White gold engagement rings have a lightweight feel to them and are very easy to wear. Most jewelers like working with white gold, so there won’t be any limit to the variety of designs and embellishments that can be achieved with the metal. Overall, as long as you’re not allergic to nickel and are prepared for taking your ring in for new rhodium plating, white gold is an excellent choice for a durable and beautiful engagement ring.
What Type of White Gold is Best for an Engagement Ring?
For most people, choosing the type of white gold for their engagement ring is a personal choice based on preferences. While 18K is a purer gold, 14K is sometimes recommended because it has greater strength and durability. Also, while no white gold is entirely scratch resistant, the lower the purity level, the less noticeable the scratches may be.
It is important to note that nickel allergies are quite common, so if you are allergic to nickel, it’s best to avoid white gold unless you can verify the white gold you’re considering isn’t an alloy using nickel. If you want to achieve the icy white metal look, platinum would be a better choice in this instance.
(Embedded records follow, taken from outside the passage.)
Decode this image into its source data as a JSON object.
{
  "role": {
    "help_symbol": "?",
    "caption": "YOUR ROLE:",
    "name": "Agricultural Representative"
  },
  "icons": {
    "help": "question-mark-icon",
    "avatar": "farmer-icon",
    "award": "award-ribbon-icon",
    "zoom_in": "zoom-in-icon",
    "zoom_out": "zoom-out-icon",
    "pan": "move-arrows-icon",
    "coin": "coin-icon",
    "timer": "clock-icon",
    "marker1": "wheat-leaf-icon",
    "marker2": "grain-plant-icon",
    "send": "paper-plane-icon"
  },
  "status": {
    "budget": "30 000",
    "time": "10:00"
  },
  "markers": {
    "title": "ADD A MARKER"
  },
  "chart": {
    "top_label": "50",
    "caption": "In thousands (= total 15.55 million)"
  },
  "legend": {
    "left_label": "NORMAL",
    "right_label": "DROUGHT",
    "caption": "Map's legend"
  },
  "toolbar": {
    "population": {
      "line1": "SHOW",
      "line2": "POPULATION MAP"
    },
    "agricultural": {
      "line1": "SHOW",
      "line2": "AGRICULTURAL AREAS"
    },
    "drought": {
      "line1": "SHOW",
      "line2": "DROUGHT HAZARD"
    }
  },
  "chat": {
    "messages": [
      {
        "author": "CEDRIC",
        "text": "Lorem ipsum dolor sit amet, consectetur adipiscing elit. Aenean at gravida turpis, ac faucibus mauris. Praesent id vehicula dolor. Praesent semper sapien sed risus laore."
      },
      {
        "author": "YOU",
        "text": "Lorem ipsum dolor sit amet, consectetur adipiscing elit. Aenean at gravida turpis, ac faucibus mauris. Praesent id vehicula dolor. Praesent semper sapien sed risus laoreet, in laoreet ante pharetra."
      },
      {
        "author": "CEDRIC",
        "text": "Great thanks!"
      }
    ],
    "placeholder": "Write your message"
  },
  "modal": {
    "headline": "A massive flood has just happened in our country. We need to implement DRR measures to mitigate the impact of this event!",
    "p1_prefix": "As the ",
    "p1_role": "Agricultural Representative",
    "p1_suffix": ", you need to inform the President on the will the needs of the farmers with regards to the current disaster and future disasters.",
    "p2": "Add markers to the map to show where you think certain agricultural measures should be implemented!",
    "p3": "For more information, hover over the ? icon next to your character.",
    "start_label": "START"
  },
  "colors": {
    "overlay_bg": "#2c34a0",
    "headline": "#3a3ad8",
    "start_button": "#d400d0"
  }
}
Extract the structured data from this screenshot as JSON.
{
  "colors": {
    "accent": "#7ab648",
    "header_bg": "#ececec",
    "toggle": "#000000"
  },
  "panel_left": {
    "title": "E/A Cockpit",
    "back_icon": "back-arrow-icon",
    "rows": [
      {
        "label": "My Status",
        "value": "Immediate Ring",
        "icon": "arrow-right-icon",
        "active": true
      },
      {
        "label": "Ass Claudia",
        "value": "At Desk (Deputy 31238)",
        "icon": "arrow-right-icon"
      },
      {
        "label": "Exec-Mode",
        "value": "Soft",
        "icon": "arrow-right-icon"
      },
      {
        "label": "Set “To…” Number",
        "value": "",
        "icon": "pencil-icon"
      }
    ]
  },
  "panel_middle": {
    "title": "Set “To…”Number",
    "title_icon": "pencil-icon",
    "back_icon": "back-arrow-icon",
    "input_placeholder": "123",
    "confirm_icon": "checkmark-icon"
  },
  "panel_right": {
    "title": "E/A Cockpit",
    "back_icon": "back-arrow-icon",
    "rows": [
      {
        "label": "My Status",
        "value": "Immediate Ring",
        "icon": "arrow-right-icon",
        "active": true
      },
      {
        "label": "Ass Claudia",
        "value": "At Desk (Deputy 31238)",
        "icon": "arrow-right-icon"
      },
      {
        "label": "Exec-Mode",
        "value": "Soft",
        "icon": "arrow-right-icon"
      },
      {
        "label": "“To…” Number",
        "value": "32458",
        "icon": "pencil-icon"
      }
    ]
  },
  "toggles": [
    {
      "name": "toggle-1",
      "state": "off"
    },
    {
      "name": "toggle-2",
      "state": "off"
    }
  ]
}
It will be free of nickel and only slightly heavier than white gold because it’s denser.
White gold is just as valuable as yellow gold or rose gold when compared equally to the karat number. 14K white gold and 14K yellow gold have the same amount of pure gold present, so they’re of equal value regardless of the other metals used to make an alloy. In some instances though, white gold may be slightly more expensive because of the rhodium plating.
White Gold vs. Platinum for Engagement Rings
Trends & Designing with White Gold
Although white gold is considered universally flattering on a range of skin tones, the sharp luster of white gold makes it an especially lovely pairing for those with cool undertones to their skin. Cool undertones are often present in fair and rosy skin tones.
White gold is a multifaceted metal that is known for its versatility. The silvery shade is the perfect complement to a colorless diamond. Since diamonds can appear to have a tint of color if their surrounding metal contains color, white gold enhances a bright, clear, colorless look. White gold also perfectly accentuates colored gemstones, creating a neutral foundation against which the color of the gemstone can pop.
White gold can pull off any look from sculptural to modern, vintage-inspired to classic. It has been used for generations to achieve all sorts of looks, becoming especially popular for engagement rings in the 1920s as a more cost-friendly alternative to platinum.
If a solitaire ring is right up your alley, consider different finishes to the metal band for a unique look. Bands can feature a high polish or subtle brushing all the way to heavy textures like in many of our nature-inspired pieces.
White gold engagement ring + wedding band
Oval sapphire halo ring in white gold (shown on pointer finger)